On Tue, 14 May 2013 16:23:04 -0700 (PDT), ImStillMags

On May 14, 4:20*pm, Danny D wrote:
My kid and I am just learning how to cook, and I keep seeing these
recipes that call for "an egg".

Use some common sense. Don't be so literal.

For example, we were making onion rings today and found this:

Seems to me, except for the seasoning, the egg & milk aren't
any better or worse than equivalent amounts of water ... but
maybe I'm missing something.

QUESTION: What 'does' the egg actually do in these recipes?

You only have to ask one.

Looks like he has Julie-itis.

The egg is a binder. It causes the flour to stick to whatever is
dipped in the egg wash. Ever tried to get egg off a plate. It's
like glue.
That's it's purpose.

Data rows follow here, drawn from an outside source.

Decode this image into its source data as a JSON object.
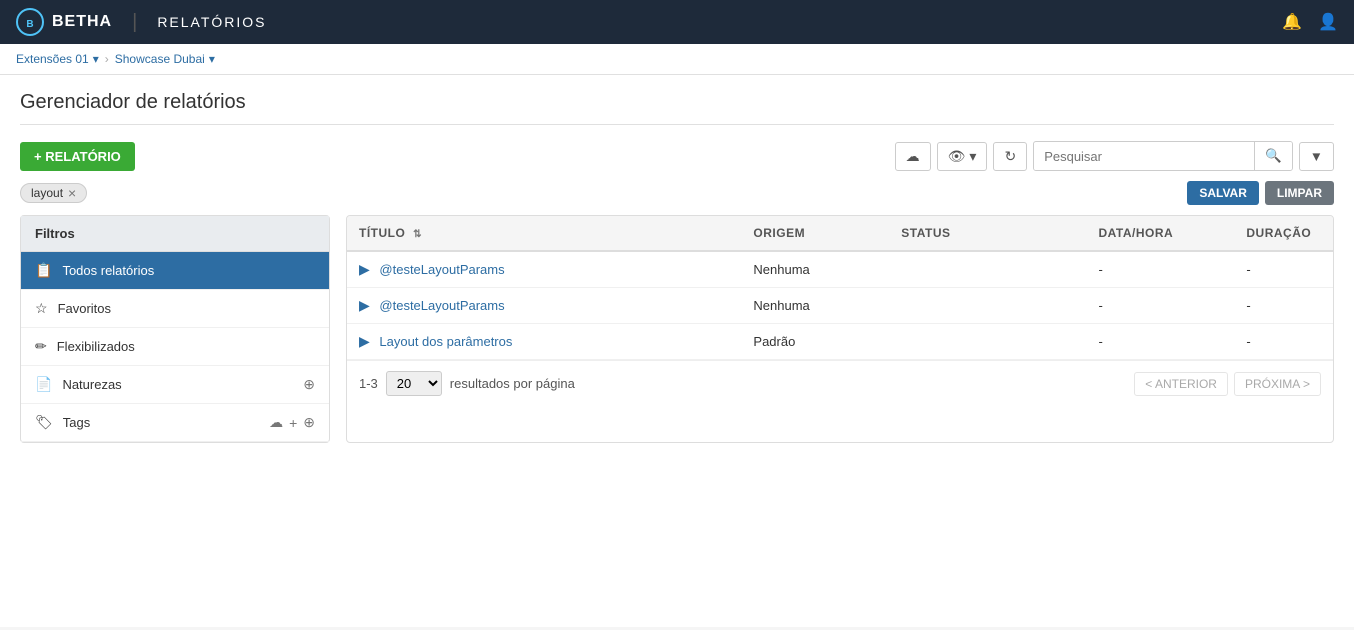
{
  "app": {
    "logo_text": "BETHA",
    "module_title": "RELATÓRIOS"
  },
  "breadcrumb": {
    "items": [
      {
        "label": "Extensões 01",
        "has_dropdown": true
      },
      {
        "label": "Showcase Dubai",
        "has_dropdown": true
      }
    ]
  },
  "page": {
    "title": "Gerenciador de relatórios"
  },
  "toolbar": {
    "add_button_label": "+ RELATÓRIO",
    "search_placeholder": "Pesquisar",
    "upload_icon": "☁",
    "eye_icon": "👁",
    "refresh_icon": "↻",
    "search_icon": "🔍",
    "filter_icon": "▼"
  },
  "filter_tags": {
    "tags": [
      {
        "label": "layout"
      }
    ],
    "save_label": "SALVAR",
    "clear_label": "LIMPAR"
  },
  "sidebar": {
    "header": "Filtros",
    "items": [
      {
        "label": "Todos relatórios",
        "icon": "📋",
        "active": true
      },
      {
        "label": "Favoritos",
        "icon": "☆",
        "active": false
      },
      {
        "label": "Flexibilizados",
        "icon": "✏",
        "active": false
      },
      {
        "label": "Naturezas",
        "icon": "📄",
        "active": false,
        "has_actions": true
      },
      {
        "label": "Tags",
        "icon": "🏷",
        "active": false,
        "has_actions": true
      }
    ]
  },
  "table": {
    "columns": [
      {
        "key": "titulo",
        "label": "TÍTULO",
        "sortable": true
      },
      {
        "key": "origem",
        "label": "ORIGEM"
      },
      {
        "key": "status",
        "label": "STATUS"
      },
      {
        "key": "datahora",
        "label": "DATA/HORA"
      },
      {
        "key": "duracao",
        "label": "DURAÇÃO"
      }
    ],
    "rows": [
      {
        "titulo": "@testeLayoutParams",
        "origem": "Nenhuma",
        "status": "",
        "datahora": "-",
        "duracao": "-"
      },
      {
        "titulo": "@testeLayoutParams",
        "origem": "Nenhuma",
        "status": "",
        "datahora": "-",
        "duracao": "-"
      },
      {
        "titulo": "Layout dos parâmetros",
        "origem": "Padrão",
        "status": "",
        "datahora": "-",
        "duracao": "-"
      }
    ]
  },
  "pagination": {
    "range": "1-3",
    "per_page": "20",
    "results_label": "resultados por página",
    "prev_label": "< ANTERIOR",
    "next_label": "PRÓXIMA >"
  }
}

Doesn't egg also leaven/lighten the batter (make it poof up) when it
cooks? IMO, a very light, crispy (and barely there) tempura batter is
best for calamari and shrimp. I don't deep fry, but rice flour or
cornstarch seem like they would be the ideal "flour" to use for
tempura and tempura batter would work well for onion rings too.

Food is an important part of a balanced diet.